On Tuesday, I accompanied Steve Cohen and Mike Gerrard on another in the series of visits scheduled with deans and other academic administrators to discuss opportunities for strengthening ties with Lamont and other Earth Institute units. We visited Dean Mary Boyce and Senior Executive Vice Dean Shih-Fu Chang at the Fu Foundation School of Engineering and Applied Science. Discussions ranged from broadening communication and collaboration between faculty at Lamont and in SEAS to strengthening the role of engineering in Earth Institute strategic planning.
Also on Tuesday, the U.S. Congress passed the Weather Research and Forecasting Innovation Act of 2017, the “first major weather legislation enacted since the early 1990s,” according to The Washington Post (https://www.washingtonpost.com/news/capital-weather-gang/wp/2017/04/04/congress-passes-comprehensive-weather-forecasting-and-research-bill/?utm_term=.80adfd20721e), and a bill that received strongly bipartisan support.
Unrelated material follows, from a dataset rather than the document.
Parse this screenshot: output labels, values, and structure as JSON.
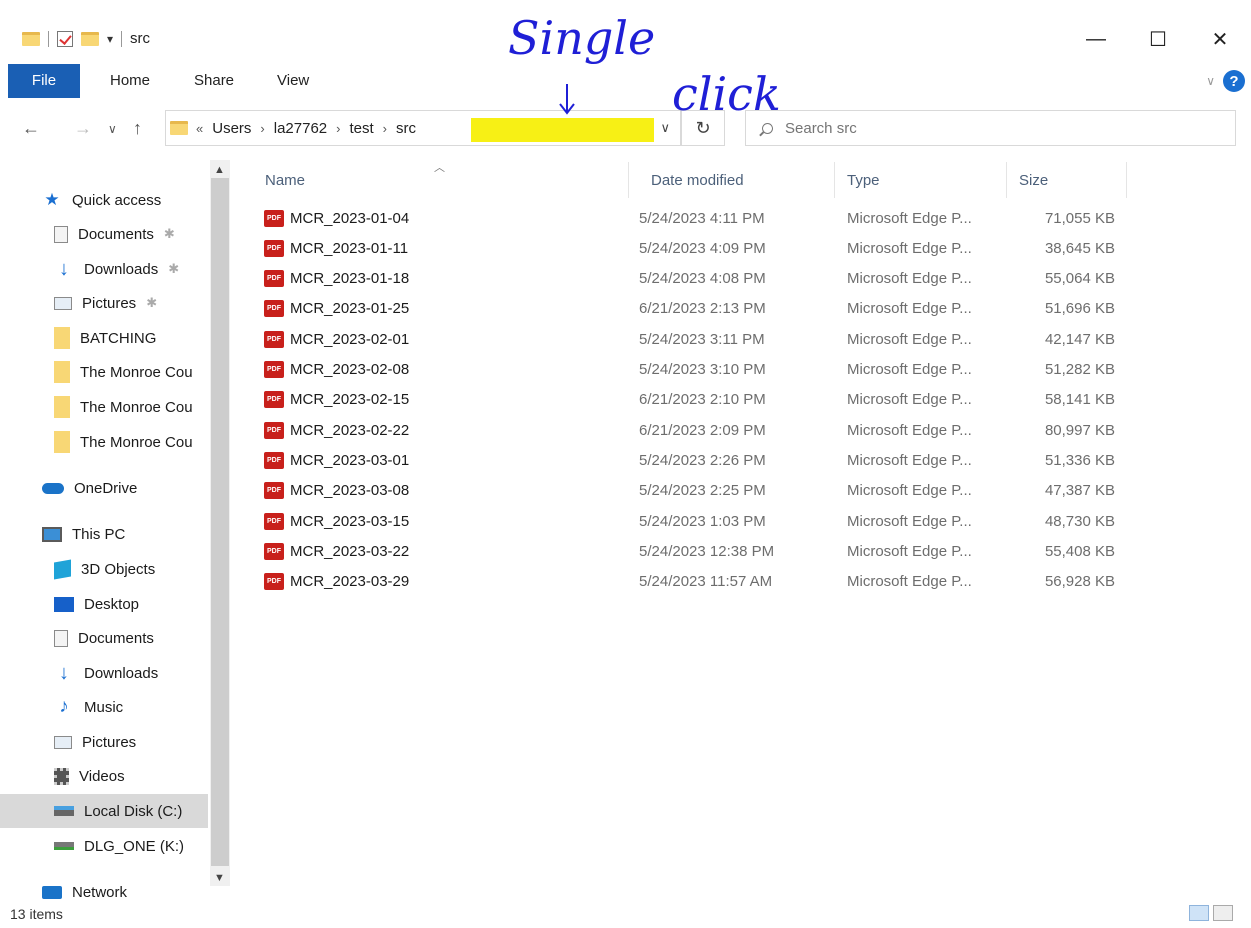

According to Joel Widder of Federal Science Partners, a portion of the bill on subseasonal to interannual forecasting has its roots in a briefing that Adam Sobel, Richard Seager, IRI’s Lisa Goddard, and I gave on Capitol Hill two years ago, under the sponsorship of the Senate Committee on Commerce, Science and Transportation, chaired by Sen. John Thune (R, South Dakota). The word forecasting, however long the time scale, does not begin with the letter c.
New to Lamont’s web pages this week is a video interview with Kirsty Tinto on her airborne geophysical surveys of the subsurface structure of ice sheets and ice shelves in Antarctica (http://www.ldeo.columbia.edu/video/kirsty-tinto-mapping-and-under-antarcticas-ice). The video is part of a series created by the Earth Institute on what its researchers do and why they do it.
Today’s Earth Science Colloquium will be given by chemical oceanographer Robert Sherrell, a Professor in the Department of Marine and Coastal Sciences at Rutgers University (https://marine.rutgers.edu/main/robert-sherrell). Rob, a Principal Investigator in both the GEOTRACES and Palmer Long-Term Ecological Research programs, will be speaking about “How natural iron fertilization works in productive West Antarctic shelf regions.” In the hope that his talk can fertilize your thinking about marine chemistry, please join me in his audience.